[Directions for this task]: Copy each record exactly as it reads, leaving out any pictures it holds.

[Extracted records]:
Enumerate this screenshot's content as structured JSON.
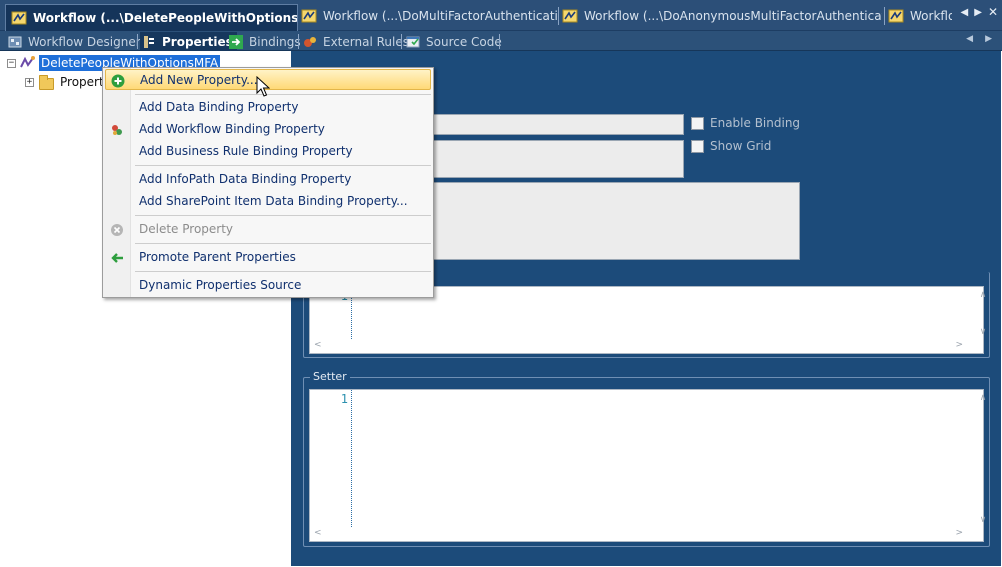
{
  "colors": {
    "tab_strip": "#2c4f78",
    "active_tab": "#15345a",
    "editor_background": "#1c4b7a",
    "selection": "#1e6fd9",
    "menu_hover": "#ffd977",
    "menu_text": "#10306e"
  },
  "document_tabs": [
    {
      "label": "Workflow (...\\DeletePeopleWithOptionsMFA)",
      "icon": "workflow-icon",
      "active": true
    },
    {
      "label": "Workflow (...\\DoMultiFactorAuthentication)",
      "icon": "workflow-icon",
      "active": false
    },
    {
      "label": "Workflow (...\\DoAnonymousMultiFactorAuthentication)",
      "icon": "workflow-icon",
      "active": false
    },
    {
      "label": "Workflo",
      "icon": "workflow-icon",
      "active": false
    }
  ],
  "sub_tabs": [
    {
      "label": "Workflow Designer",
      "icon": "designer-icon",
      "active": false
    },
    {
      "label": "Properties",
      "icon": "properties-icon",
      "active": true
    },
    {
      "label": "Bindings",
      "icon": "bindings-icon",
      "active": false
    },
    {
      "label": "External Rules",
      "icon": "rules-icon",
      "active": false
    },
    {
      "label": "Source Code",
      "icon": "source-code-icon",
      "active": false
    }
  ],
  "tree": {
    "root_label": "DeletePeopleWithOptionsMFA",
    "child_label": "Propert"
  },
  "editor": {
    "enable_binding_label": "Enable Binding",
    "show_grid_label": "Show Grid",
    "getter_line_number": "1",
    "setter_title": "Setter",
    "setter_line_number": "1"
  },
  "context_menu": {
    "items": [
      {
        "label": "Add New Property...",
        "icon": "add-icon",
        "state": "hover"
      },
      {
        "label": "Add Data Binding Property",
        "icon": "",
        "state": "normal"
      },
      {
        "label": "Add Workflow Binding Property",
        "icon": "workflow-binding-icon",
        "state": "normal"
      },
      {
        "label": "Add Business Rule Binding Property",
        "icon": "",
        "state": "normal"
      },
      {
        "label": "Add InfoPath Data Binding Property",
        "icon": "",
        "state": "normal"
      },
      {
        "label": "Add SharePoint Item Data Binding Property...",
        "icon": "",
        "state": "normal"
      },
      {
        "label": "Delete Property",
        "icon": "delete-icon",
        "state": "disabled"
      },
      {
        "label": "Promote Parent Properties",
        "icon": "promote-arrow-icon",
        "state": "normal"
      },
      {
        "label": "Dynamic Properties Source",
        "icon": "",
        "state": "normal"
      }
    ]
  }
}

[Solution]:
Enumerate this screenshot's content as structured JSON.
{
  "colors": {
    "tab_strip": "#2c4f78",
    "active_tab": "#15345a",
    "editor_background": "#1c4b7a",
    "selection": "#1e6fd9",
    "menu_hover": "#ffd977",
    "menu_text": "#10306e"
  },
  "document_tabs": [
    {
      "label": "Workflow (...\\DeletePeopleWithOptionsMFA)",
      "icon": "workflow-icon",
      "active": true
    },
    {
      "label": "Workflow (...\\DoMultiFactorAuthentication)",
      "icon": "workflow-icon",
      "active": false
    },
    {
      "label": "Workflow (...\\DoAnonymousMultiFactorAuthentication)",
      "icon": "workflow-icon",
      "active": false
    },
    {
      "label": "Workflo",
      "icon": "workflow-icon",
      "active": false
    }
  ],
  "sub_tabs": [
    {
      "label": "Workflow Designer",
      "icon": "designer-icon",
      "active": false
    },
    {
      "label": "Properties",
      "icon": "properties-icon",
      "active": true
    },
    {
      "label": "Bindings",
      "icon": "bindings-icon",
      "active": false
    },
    {
      "label": "External Rules",
      "icon": "rules-icon",
      "active": false
    },
    {
      "label": "Source Code",
      "icon": "source-code-icon",
      "active": false
    }
  ],
  "tree": {
    "root_label": "DeletePeopleWithOptionsMFA",
    "child_label": "Propert"
  },
  "editor": {
    "enable_binding_label": "Enable Binding",
    "show_grid_label": "Show Grid",
    "getter_line_number": "1",
    "setter_title": "Setter",
    "setter_line_number": "1"
  },
  "context_menu": {
    "items": [
      {
        "label": "Add New Property...",
        "icon": "add-icon",
        "state": "hover"
      },
      {
        "label": "Add Data Binding Property",
        "icon": "",
        "state": "normal"
      },
      {
        "label": "Add Workflow Binding Property",
        "icon": "workflow-binding-icon",
        "state": "normal"
      },
      {
        "label": "Add Business Rule Binding Property",
        "icon": "",
        "state": "normal"
      },
      {
        "label": "Add InfoPath Data Binding Property",
        "icon": "",
        "state": "normal"
      },
      {
        "label": "Add SharePoint Item Data Binding Property...",
        "icon": "",
        "state": "normal"
      },
      {
        "label": "Delete Property",
        "icon": "delete-icon",
        "state": "disabled"
      },
      {
        "label": "Promote Parent Properties",
        "icon": "promote-arrow-icon",
        "state": "normal"
      },
      {
        "label": "Dynamic Properties Source",
        "icon": "",
        "state": "normal"
      }
    ]
  }
}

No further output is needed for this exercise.